What does the early years setting do well and what does it need to do better?

Children's progress is meticulously monitored by the highly skilled staff team. Any gaps in children's learning are identified quickly and strategies are put in place to ensure children make progress. The teaching is of a consistently high quality, leading to children making outstanding progress from their starting points.

Children's learning is consolidated through revisiting activities, ensuring knowledge is embedded.The manager is extremely successful at reflecting upon the provision. She continuously strives for further improvements.

The manager leads the staff team with confidence and has clear expectations. Regular, effective supervision of staff helps to ensure high-quality teaching.Staff have ample opportunity to develop professionally.

They have access to a wide range of training courses to help build their knowledge and skills even further. The information gained from training is cascaded to the team and helps to inform and embed outstanding practice.Developing children's communication skills is a key focus in the pre-school.

Staff's interactions with children consistently support them to develop their language. For example, they repeat key words to children to help them remember them. Children take home the 'chatterbox' and fill it with exciting objects from home.

They then share what is in the box with other children. This helps children to build their confidence and communication skills.Staff plan activities to encourage children's curiosity.

For example, children experiment with torches and animal figures to create shadows on the walls. They predict what will happen as the torch is moved further away. Staff introduce mathematical and positional language to the children.

The highly effective teaching supports children's school readiness.Children are encouraged to be independent. They enjoy helping adults and taking on responsibilities for tasks.

For instance, during snack time, children use safe knives to chop and serve the healthy snack of fruit and vegetables for the other children. They are taught techniques to put on their coats independently. Staff have created a 'wow' wall to celebrate children's achievements at home and in the setting.

This builds children's self-esteem and confidence and children are rightly proud of their successes.Children are taught about different cultures and the setting celebrate diversity. Staff find out about the cultures relevant to the children that attend and ensure their traditions are celebrated.

Each week, the children explore the traditional food, music, dance and language of different countries. For example, they make Welsh cakes to share in the setting and learn some Welsh words. Weekly, they also explore a different country learning about the traditional food, music, dance and language of that country.

The setting excel at working in partnership with parents. Parents report they would not hesitate to recommend the setting. They highly commend the staff team and feel a part of their children's educational experience.

Parents report they receive regular feedback and information on how to support their child's learning at home. The setting also work collaboratively with other professionals, sharing information to ensure the best outcomes for all children.Children participate in small group activities which help to develop their listening and attention skills.
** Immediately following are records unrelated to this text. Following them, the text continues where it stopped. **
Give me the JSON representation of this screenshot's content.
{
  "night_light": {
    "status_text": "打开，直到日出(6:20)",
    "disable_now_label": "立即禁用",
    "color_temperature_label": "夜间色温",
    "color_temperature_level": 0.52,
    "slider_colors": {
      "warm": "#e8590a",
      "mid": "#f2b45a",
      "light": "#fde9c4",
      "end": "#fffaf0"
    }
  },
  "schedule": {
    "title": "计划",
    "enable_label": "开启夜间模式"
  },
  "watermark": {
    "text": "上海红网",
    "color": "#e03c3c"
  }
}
They are reminded to listen carefully to the story before staff ask questions about what they have heard. Children demonstrate high levels of engagement during activities. They sit and listen well.
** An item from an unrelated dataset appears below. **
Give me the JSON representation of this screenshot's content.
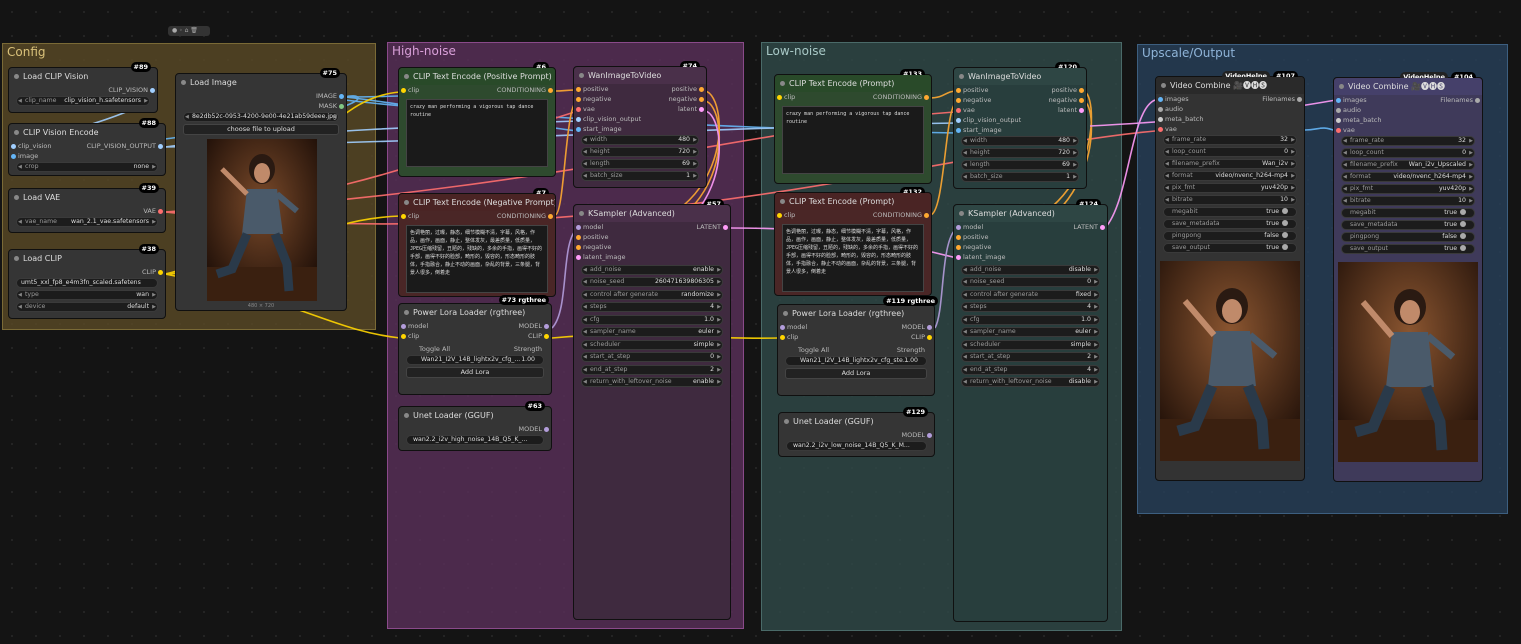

Children understand and follow the rules within the setting and these are consistently reinforced by the staff team.

Safeguarding

The arrangements for safeguarding are effective.The pre-school has a strong focus on safeguarding children and families.

The environment both inside and outside is very well maintained to minimise hazards and keep children safe. Staff are alert to the signs of abuse and they know the process to follow if they are concerned a child is at risk of harm. Staff regularly review their training to ensure their knowledge is up to date.

The manager shares updated information on wider safeguarding issues at regular staff meetings. Recruitment procedures are robust. The manager regularly checks the ongoing suitability of staff.